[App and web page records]

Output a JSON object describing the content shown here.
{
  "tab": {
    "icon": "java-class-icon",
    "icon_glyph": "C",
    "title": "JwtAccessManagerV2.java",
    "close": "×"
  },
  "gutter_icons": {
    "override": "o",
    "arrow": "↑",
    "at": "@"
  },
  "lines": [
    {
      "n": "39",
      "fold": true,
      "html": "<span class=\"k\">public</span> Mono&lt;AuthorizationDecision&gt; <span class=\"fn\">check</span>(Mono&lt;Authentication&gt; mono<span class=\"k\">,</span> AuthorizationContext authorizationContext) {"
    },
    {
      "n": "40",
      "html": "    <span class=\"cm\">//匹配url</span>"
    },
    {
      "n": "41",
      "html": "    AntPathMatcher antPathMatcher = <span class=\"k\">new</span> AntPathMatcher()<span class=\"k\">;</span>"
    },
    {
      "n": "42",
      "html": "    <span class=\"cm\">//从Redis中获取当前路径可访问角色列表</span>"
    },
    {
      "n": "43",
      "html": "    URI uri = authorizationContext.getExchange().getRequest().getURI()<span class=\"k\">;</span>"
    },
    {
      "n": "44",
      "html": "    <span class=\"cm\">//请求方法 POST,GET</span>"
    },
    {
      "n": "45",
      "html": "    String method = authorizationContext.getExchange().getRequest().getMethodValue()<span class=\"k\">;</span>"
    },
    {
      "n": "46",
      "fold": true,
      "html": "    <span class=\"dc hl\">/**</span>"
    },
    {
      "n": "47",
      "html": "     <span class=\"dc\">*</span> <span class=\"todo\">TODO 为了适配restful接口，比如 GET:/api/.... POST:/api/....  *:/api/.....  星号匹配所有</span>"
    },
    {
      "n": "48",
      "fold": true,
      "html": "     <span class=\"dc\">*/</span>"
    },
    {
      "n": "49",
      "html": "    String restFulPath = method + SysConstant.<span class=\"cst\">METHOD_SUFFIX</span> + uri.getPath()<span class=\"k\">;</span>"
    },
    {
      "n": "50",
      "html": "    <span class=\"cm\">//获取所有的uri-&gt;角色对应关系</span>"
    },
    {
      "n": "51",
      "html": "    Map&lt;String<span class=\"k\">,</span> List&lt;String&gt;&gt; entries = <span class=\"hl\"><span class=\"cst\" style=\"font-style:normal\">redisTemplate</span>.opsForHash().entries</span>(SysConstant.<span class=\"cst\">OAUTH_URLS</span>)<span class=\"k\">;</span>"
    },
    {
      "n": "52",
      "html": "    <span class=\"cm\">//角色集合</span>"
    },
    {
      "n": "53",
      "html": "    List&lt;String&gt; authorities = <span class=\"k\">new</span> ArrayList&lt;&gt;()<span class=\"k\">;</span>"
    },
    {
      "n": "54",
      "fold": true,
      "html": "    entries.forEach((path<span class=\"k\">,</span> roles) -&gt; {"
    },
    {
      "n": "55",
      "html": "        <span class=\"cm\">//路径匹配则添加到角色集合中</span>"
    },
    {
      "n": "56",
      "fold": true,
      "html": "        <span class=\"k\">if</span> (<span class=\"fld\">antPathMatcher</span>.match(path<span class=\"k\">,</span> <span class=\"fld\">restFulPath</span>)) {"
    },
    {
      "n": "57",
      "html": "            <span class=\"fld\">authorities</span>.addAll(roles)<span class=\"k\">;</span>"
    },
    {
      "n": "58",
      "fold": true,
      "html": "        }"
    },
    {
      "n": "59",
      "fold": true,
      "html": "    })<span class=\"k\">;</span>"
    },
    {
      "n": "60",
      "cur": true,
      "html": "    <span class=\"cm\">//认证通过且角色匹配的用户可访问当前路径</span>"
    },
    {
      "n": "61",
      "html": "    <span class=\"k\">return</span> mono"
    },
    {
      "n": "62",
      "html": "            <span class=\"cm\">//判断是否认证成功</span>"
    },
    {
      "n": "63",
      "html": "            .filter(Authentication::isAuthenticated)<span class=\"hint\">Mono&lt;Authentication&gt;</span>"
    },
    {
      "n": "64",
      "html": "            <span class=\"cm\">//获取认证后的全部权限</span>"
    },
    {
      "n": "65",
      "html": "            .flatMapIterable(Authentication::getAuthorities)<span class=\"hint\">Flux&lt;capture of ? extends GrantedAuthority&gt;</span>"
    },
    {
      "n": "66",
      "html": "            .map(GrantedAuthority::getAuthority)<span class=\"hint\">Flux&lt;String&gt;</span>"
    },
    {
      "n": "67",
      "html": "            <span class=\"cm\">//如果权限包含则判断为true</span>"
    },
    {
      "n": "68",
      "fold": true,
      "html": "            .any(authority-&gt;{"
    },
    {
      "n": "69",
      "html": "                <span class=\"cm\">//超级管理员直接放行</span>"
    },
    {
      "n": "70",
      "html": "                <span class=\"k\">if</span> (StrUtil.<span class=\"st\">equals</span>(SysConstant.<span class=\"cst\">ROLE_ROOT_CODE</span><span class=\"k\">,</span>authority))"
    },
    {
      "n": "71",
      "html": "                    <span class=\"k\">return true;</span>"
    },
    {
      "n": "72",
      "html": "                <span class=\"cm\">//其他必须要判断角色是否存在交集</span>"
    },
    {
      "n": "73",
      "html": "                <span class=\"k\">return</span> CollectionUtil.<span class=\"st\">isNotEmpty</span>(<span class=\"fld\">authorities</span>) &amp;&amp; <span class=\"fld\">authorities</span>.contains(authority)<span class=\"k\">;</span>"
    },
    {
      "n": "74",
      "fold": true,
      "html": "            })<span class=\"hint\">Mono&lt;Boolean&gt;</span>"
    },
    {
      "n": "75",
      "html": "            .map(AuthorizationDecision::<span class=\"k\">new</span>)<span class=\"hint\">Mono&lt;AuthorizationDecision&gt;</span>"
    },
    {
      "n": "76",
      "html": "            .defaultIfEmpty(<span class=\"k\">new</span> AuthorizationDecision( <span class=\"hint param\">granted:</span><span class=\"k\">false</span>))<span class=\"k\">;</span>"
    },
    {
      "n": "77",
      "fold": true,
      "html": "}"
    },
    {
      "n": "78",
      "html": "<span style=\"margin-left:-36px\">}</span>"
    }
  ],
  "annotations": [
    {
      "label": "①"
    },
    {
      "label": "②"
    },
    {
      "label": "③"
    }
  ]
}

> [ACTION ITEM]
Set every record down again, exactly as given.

> [WRITTEN ANSWER]
Output a JSON object describing the content shown here.
{
  "tab": {
    "icon": "java-class-icon",
    "icon_glyph": "C",
    "title": "JwtAccessManagerV2.java",
    "close": "×"
  },
  "gutter_icons": {
    "override": "o",
    "arrow": "↑",
    "at": "@"
  },
  "lines": [
    {
      "n": "39",
      "fold": true,
      "html": "<span class=\"k\">public</span> Mono&lt;AuthorizationDecision&gt; <span class=\"fn\">check</span>(Mono&lt;Authentication&gt; mono<span class=\"k\">,</span> AuthorizationContext authorizationContext) {"
    },
    {
      "n": "40",
      "html": "    <span class=\"cm\">//匹配url</span>"
    },
    {
      "n": "41",
      "html": "    AntPathMatcher antPathMatcher = <span class=\"k\">new</span> AntPathMatcher()<span class=\"k\">;</span>"
    },
    {
      "n": "42",
      "html": "    <span class=\"cm\">//从Redis中获取当前路径可访问角色列表</span>"
    },
    {
      "n": "43",
      "html": "    URI uri = authorizationContext.getExchange().getRequest().getURI()<span class=\"k\">;</span>"
    },
    {
      "n": "44",
      "html": "    <span class=\"cm\">//请求方法 POST,GET</span>"
    },
    {
      "n": "45",
      "html": "    String method = authorizationContext.getExchange().getRequest().getMethodValue()<span class=\"k\">;</span>"
    },
    {
      "n": "46",
      "fold": true,
      "html": "    <span class=\"dc hl\">/**</span>"
    },
    {
      "n": "47",
      "html": "     <span class=\"dc\">*</span> <span class=\"todo\">TODO 为了适配restful接口，比如 GET:/api/.... POST:/api/....  *:/api/.....  星号匹配所有</span>"
    },
    {
      "n": "48",
      "fold": true,
      "html": "     <span class=\"dc\">*/</span>"
    },
    {
      "n": "49",
      "html": "    String restFulPath = method + SysConstant.<span class=\"cst\">METHOD_SUFFIX</span> + uri.getPath()<span class=\"k\">;</span>"
    },
    {
      "n": "50",
      "html": "    <span class=\"cm\">//获取所有的uri-&gt;角色对应关系</span>"
    },
    {
      "n": "51",
      "html": "    Map&lt;String<span class=\"k\">,</span> List&lt;String&gt;&gt; entries = <span class=\"hl\"><span class=\"cst\" style=\"font-style:normal\">redisTemplate</span>.opsForHash().entries</span>(SysConstant.<span class=\"cst\">OAUTH_URLS</span>)<span class=\"k\">;</span>"
    },
    {
      "n": "52",
      "html": "    <span class=\"cm\">//角色集合</span>"
    },
    {
      "n": "53",
      "html": "    List&lt;String&gt; authorities = <span class=\"k\">new</span> ArrayList&lt;&gt;()<span class=\"k\">;</span>"
    },
    {
      "n": "54",
      "fold": true,
      "html": "    entries.forEach((path<span class=\"k\">,</span> roles) -&gt; {"
    },
    {
      "n": "55",
      "html": "        <span class=\"cm\">//路径匹配则添加到角色集合中</span>"
    },
    {
      "n": "56",
      "fold": true,
      "html": "        <span class=\"k\">if</span> (<span class=\"fld\">antPathMatcher</span>.match(path<span class=\"k\">,</span> <span class=\"fld\">restFulPath</span>)) {"
    },
    {
      "n": "57",
      "html": "            <span class=\"fld\">authorities</span>.addAll(roles)<span class=\"k\">;</span>"
    },
    {
      "n": "58",
      "fold": true,
      "html": "        }"
    },
    {
      "n": "59",
      "fold": true,
      "html": "    })<span class=\"k\">;</span>"
    },
    {
      "n": "60",
      "cur": true,
      "html": "    <span class=\"cm\">//认证通过且角色匹配的用户可访问当前路径</span>"
    },
    {
      "n": "61",
      "html": "    <span class=\"k\">return</span> mono"
    },
    {
      "n": "62",
      "html": "            <span class=\"cm\">//判断是否认证成功</span>"
    },
    {
      "n": "63",
      "html": "            .filter(Authentication::isAuthenticated)<span class=\"hint\">Mono&lt;Authentication&gt;</span>"
    },
    {
      "n": "64",
      "html": "            <span class=\"cm\">//获取认证后的全部权限</span>"
    },
    {
      "n": "65",
      "html": "            .flatMapIterable(Authentication::getAuthorities)<span class=\"hint\">Flux&lt;capture of ? extends GrantedAuthority&gt;</span>"
    },
    {
      "n": "66",
      "html": "            .map(GrantedAuthority::getAuthority)<span class=\"hint\">Flux&lt;String&gt;</span>"
    },
    {
      "n": "67",
      "html": "            <span class=\"cm\">//如果权限包含则判断为true</span>"
    },
    {
      "n": "68",
      "fold": true,
      "html": "            .any(authority-&gt;{"
    },
    {
      "n": "69",
      "html": "                <span class=\"cm\">//超级管理员直接放行</span>"
    },
    {
      "n": "70",
      "html": "                <span class=\"k\">if</span> (StrUtil.<span class=\"st\">equals</span>(SysConstant.<span class=\"cst\">ROLE_ROOT_CODE</span><span class=\"k\">,</span>authority))"
    },
    {
      "n": "71",
      "html": "                    <span class=\"k\">return true;</span>"
    },
    {
      "n": "72",
      "html": "                <span class=\"cm\">//其他必须要判断角色是否存在交集</span>"
    },
    {
      "n": "73",
      "html": "                <span class=\"k\">return</span> CollectionUtil.<span class=\"st\">isNotEmpty</span>(<span class=\"fld\">authorities</span>) &amp;&amp; <span class=\"fld\">authorities</span>.contains(authority)<span class=\"k\">;</span>"
    },
    {
      "n": "74",
      "fold": true,
      "html": "            })<span class=\"hint\">Mono&lt;Boolean&gt;</span>"
    },
    {
      "n": "75",
      "html": "            .map(AuthorizationDecision::<span class=\"k\">new</span>)<span class=\"hint\">Mono&lt;AuthorizationDecision&gt;</span>"
    },
    {
      "n": "76",
      "html": "            .defaultIfEmpty(<span class=\"k\">new</span> AuthorizationDecision( <span class=\"hint param\">granted:</span><span class=\"k\">false</span>))<span class=\"k\">;</span>"
    },
    {
      "n": "77",
      "fold": true,
      "html": "}"
    },
    {
      "n": "78",
      "html": "<span style=\"margin-left:-36px\">}</span>"
    }
  ],
  "annotations": [
    {
      "label": "①"
    },
    {
      "label": "②"
    },
    {
      "label": "③"
    }
  ]
}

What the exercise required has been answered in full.